PROVIDED MATERIAL »
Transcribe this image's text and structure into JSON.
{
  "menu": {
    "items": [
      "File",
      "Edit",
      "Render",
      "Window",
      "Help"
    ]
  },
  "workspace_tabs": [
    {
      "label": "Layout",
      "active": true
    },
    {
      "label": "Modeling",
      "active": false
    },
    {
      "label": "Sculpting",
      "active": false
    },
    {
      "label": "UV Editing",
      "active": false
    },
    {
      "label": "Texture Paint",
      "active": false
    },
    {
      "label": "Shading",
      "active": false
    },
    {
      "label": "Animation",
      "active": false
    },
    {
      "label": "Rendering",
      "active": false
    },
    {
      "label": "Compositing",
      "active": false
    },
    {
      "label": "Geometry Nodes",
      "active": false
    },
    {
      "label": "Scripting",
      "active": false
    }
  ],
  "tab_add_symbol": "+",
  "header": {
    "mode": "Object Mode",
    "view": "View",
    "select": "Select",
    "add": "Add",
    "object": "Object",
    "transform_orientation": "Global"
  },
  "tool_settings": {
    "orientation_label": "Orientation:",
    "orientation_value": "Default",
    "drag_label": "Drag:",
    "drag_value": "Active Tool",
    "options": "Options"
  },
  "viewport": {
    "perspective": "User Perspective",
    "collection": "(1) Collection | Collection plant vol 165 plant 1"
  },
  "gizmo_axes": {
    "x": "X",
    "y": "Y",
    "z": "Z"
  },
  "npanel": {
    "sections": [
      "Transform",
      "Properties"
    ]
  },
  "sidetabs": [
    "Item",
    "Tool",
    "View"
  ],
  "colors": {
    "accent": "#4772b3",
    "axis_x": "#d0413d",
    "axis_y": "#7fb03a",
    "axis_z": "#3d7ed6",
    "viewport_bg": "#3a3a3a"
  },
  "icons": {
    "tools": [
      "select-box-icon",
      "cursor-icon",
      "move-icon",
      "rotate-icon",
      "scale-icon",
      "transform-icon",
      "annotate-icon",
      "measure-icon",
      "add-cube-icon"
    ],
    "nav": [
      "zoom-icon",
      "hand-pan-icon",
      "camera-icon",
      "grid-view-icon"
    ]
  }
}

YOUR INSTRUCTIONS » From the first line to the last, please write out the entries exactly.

ANSWER FOR THIS EXERCISE »
Transcribe this image's text and structure into JSON.
{
  "menu": {
    "items": [
      "File",
      "Edit",
      "Render",
      "Window",
      "Help"
    ]
  },
  "workspace_tabs": [
    {
      "label": "Layout",
      "active": true
    },
    {
      "label": "Modeling",
      "active": false
    },
    {
      "label": "Sculpting",
      "active": false
    },
    {
      "label": "UV Editing",
      "active": false
    },
    {
      "label": "Texture Paint",
      "active": false
    },
    {
      "label": "Shading",
      "active": false
    },
    {
      "label": "Animation",
      "active": false
    },
    {
      "label": "Rendering",
      "active": false
    },
    {
      "label": "Compositing",
      "active": false
    },
    {
      "label": "Geometry Nodes",
      "active": false
    },
    {
      "label": "Scripting",
      "active": false
    }
  ],
  "tab_add_symbol": "+",
  "header": {
    "mode": "Object Mode",
    "view": "View",
    "select": "Select",
    "add": "Add",
    "object": "Object",
    "transform_orientation": "Global"
  },
  "tool_settings": {
    "orientation_label": "Orientation:",
    "orientation_value": "Default",
    "drag_label": "Drag:",
    "drag_value": "Active Tool",
    "options": "Options"
  },
  "viewport": {
    "perspective": "User Perspective",
    "collection": "(1) Collection | Collection plant vol 165 plant 1"
  },
  "gizmo_axes": {
    "x": "X",
    "y": "Y",
    "z": "Z"
  },
  "npanel": {
    "sections": [
      "Transform",
      "Properties"
    ]
  },
  "sidetabs": [
    "Item",
    "Tool",
    "View"
  ],
  "colors": {
    "accent": "#4772b3",
    "axis_x": "#d0413d",
    "axis_y": "#7fb03a",
    "axis_z": "#3d7ed6",
    "viewport_bg": "#3a3a3a"
  },
  "icons": {
    "tools": [
      "select-box-icon",
      "cursor-icon",
      "move-icon",
      "rotate-icon",
      "scale-icon",
      "transform-icon",
      "annotate-icon",
      "measure-icon",
      "add-cube-icon"
    ],
    "nav": [
      "zoom-icon",
      "hand-pan-icon",
      "camera-icon",
      "grid-view-icon"
    ]
  }
}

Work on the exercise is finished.